Electoral fraud allegations are being aired by the Australian media in preparation for a possible Guterres victory in next month’s run-off ballot. The media and political establishment in Canberra would no doubt dismiss such a result as illegitimate and fraudulent. Ramos-Horta is already being portrayed by sections of the Australian media as a certainty for the second round of voting. Having spent considerable resources on ousting Alkatiri last year and maintaining its occupation of the country, the Howard government is not about to let an election disrupt its agenda.
The presidential vote revealed widespread voter disaffection with the entire East Timorese political establishment. No candidate received more than 30 percent support. Fretilin’s vote was significantly lower than the 57 percent of the vote it won in constituent assembly elections held in 2001. The decline reflects disillusionment with the realities of life following East Timor’s so-called independence. Fretilin promised its supporters that formal independence, granted in 2002, would set the stage for national economic development and raised living standards for the population.
This has been exposed as an illusion. While “independence” has benefited a tiny layer of the East Timorese elite, ordinary people continue to suffer from extreme poverty. According to the World Bank, more than 20 percent of the population lives on less than a dollar a day, and unemployment in urban areas is more than 40 percent. Tens of thousands of people displaced during last year’s unrest still live in squalid refugee camps.
Ramos-Horta attempted to capitalise on Fretilin’s record by presenting himself as a “president for the poor”. Both he and Xanana Gusmao promised to spend oil revenues on social programs aimed at reducing poverty and unemployment.
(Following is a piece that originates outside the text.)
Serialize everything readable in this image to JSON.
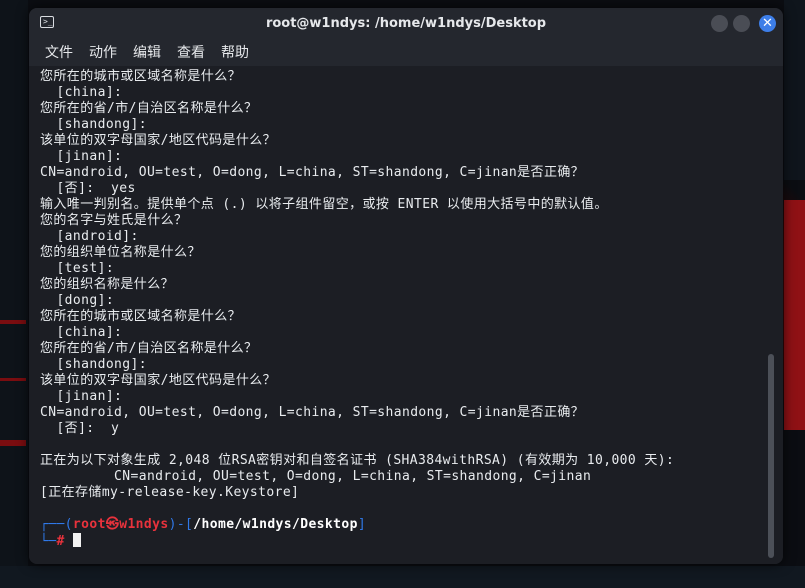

Pledging to pay $US40 a month in pensions to the poorest 100,000 East Timorese, Ramos-Horta accused Alkatiri of being a “fiscal conservative”.
The Fretilin government earlier agreed to International Monetary Fund demands that oil and gas revenues be locked away in an investment fund, supposedly in order to prevent corruption and wasteful spending. The real purpose, however, was to provide a means through which Australia and other countries could avoid providing adequate levels of aid money to East Timor. Fretilin’s implementation of this measure demonstrated the pro-business nature of their program, which belied allegations levelled by right-wing elements in East Timor and sections of the Australian media that the party was “Marxist”.
Ramos-Horta’s populist pitch on the oil fund fell flat, however. The candidate received just 22 percent of the vote, despite his constant promotion in the Australian media as a political colossus and despite receiving Canberra and Washington’s political, and probably financial, backing. Behind Ramos-Horta’s appeal to the poor lay a clear appeal to international investors and Timorese business interests. He promised to eliminate virtually all business taxes and impose a flat income tax of 10 per cent in order to “make East Timor a fiscal paradise, next only to Hong Kong, that would attract investors from Australia and the entire region”.
It remains unclear whether Ramos-Horta will receive the backing of the losing six candidates’ supporters in the run-off ballot. While most of the candidates are adamantly anti-Fretilin, Ramos-Horta is widely regarded as an opportunist and a self-serving manoeuvrer. Some of the minor candidates have threatened to boycott the second round unless the preliminary results of the initial vote are revised. Whatever the outcome, none of the problems affeting East Timor’s working class and rural poor will be resolved.